Following a few disappointing quarters, Cramer is not a fan of Cisco Systems. It is still levered to the mobile Internet index, however, because it provides foundation for the infrastructure and delivery systems.
In March 2011, the San Jose, Calif.-based company announced its first dividend of 6 cents, which represents a yield of roughly 1.4 percent.
Tessera operates in the semiconductor miniaturization business, reducing the space needed for chips and thereby making possible much smaller gadgets.
One product in particular allows for tiny yet better cameras in cell phones and computers. This technology shaves $2 off the total cost of the camera, and Tessera in return collects a 35-cent royalty. A number of companies are already licensing the product, Nokia among them, and Cramer sees the potential for virtually every other company climbing aboard as well.
NETL deals in “deep packet inspection,” which allows networks to filter data packets to prioritize the order in which they are sent. Put simply, the technology gets you quality video more quickly when you’re watching TV over the Web.
Another infrastructure and delivery play, Cramer is bullish on this Cambridge, Mass.-based company.
ARM is a leading semiconductor intellectual-property supplier, designing chip technology that is used in high-tech gadgets, including most of the world’s mobile phones. The company then licenses that tech out to the industry’s major players and collects royalties. Roughly five chips in every smartphone are based on ARM’s design and that number’s increasing as the mobile Internet continues to grow.
This company has a direct link with Apple’s hugely popular iPhone. Skyworks makes the power amplifiers used in 2G or 3G phones that speed up a wireless Internet connection, as well as high-performance circuits and semiconductors for both mobile phones and broadband markets.
Cramer likes this company for its local-number-portability technology, which allows customers to keep their phone numbers when switching cell carriers. Tekelec also produces equipment for transmitting text messages and managing voice traffic on wireless networks, another important part of the infrastructure needed to deal with the growing data overload.
This company's products help wireless networks handle bandwidth-hogging applications. That is key for meeting consumers’ demand for high-quality digital content.

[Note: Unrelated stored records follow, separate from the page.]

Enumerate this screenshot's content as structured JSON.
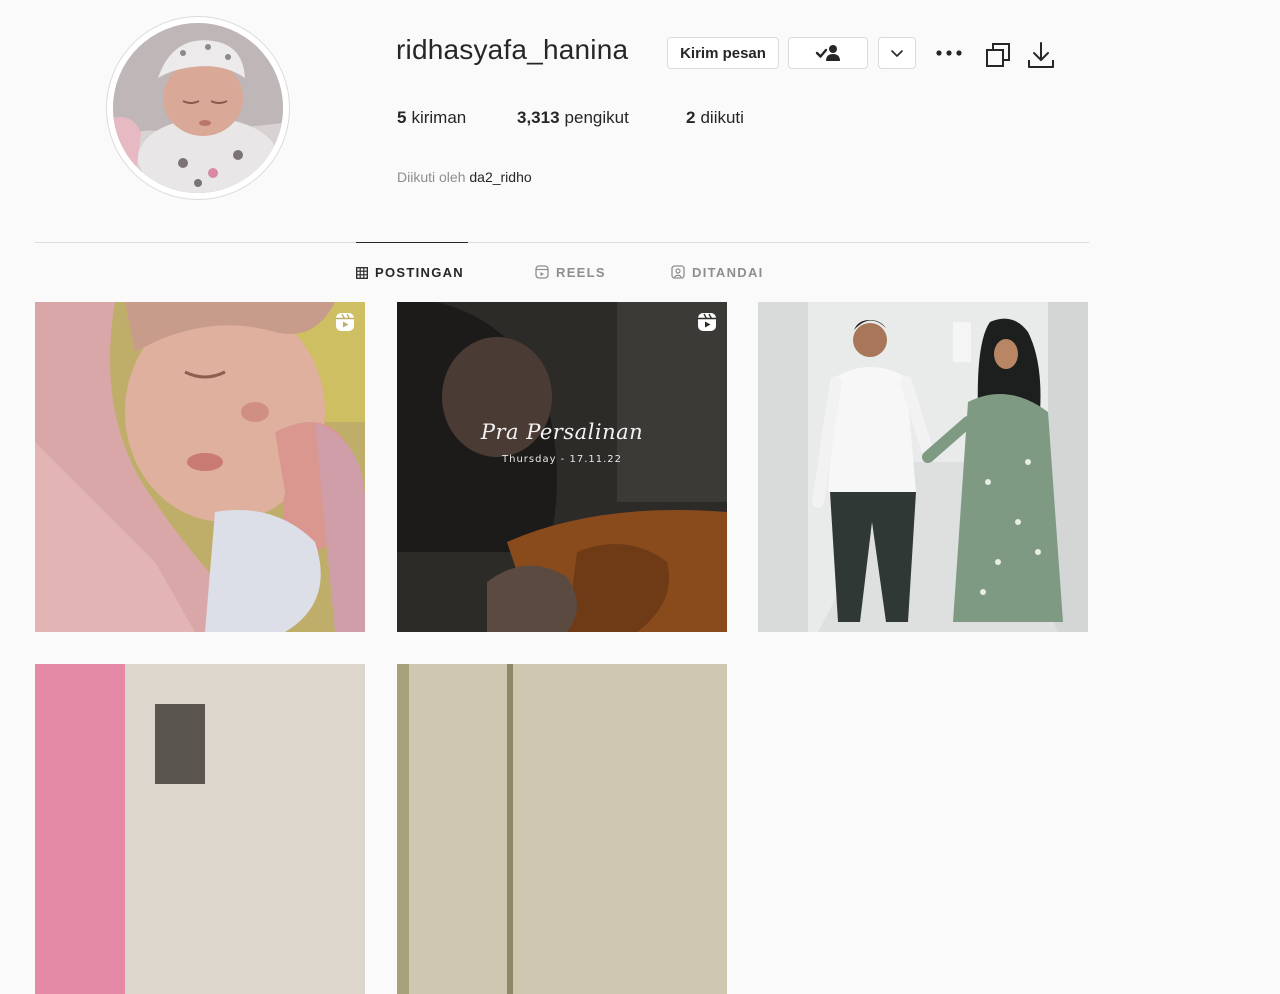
{
  "profile": {
    "username": "ridhasyafa_hanina",
    "message_label": "Kirim pesan",
    "followed_by_prefix": "Diikuti oleh",
    "followed_by_name": "da2_ridho"
  },
  "stats": {
    "posts_count": "5",
    "posts_label": "kiriman",
    "followers_count": "3,313",
    "followers_label": "pengikut",
    "following_count": "2",
    "following_label": "diikuti"
  },
  "icons": {
    "follow_status": "person-check-icon",
    "suggest": "chevron-down-icon",
    "more": "more-horizontal-icon",
    "copy": "copy-icon",
    "download": "download-icon",
    "posts_tab": "grid-icon",
    "reels_tab": "reels-icon",
    "tagged_tab": "tagged-icon",
    "reel_badge": "reel-icon"
  },
  "tabs": {
    "posts": "POSTINGAN",
    "reels": "REELS",
    "tagged": "DITANDAI",
    "active": "posts"
  },
  "posts": [
    {
      "type": "reel"
    },
    {
      "type": "reel",
      "title": "Pra Persalinan",
      "date": "Thursday - 17.11.22"
    },
    {
      "type": "photo"
    },
    {
      "type": "photo"
    },
    {
      "type": "photo"
    }
  ],
  "colors": {
    "background": "#fafafa",
    "text": "#262626",
    "muted": "#8e8e8e",
    "border": "#dbdbdb"
  }
}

Cypress operates a strong business in touch-screen technology for both cell phones and notebook computers. The top five handset original equipment manufacturers use the company’s winning designs, as does the Windows 7 laptop.
Much like Ciena, Tellabs is a speculative network-equipment maker that offers products and services to handle wireless voice, video and data transmission.
Cramer is bullish on this maker of power-management components for tech gadgets.
This Milpitas, Calif.-based company makes components for tablet. Due to the popularity of the iPad 2, JPMorgan recent stated that other tablet makers are seeing a slowdown. Cramer isn't concerned, though, because other electronics use flash memory and that's another component SanDisk creates.
You can now follow the Mad Money Mobile Internet Index, in real-time, by going to CNBC's mobile website. Using your smartphone's Internet browser, go to m.cnbc.com and click the Mad Money Mobile Internet Index link, right on the home page.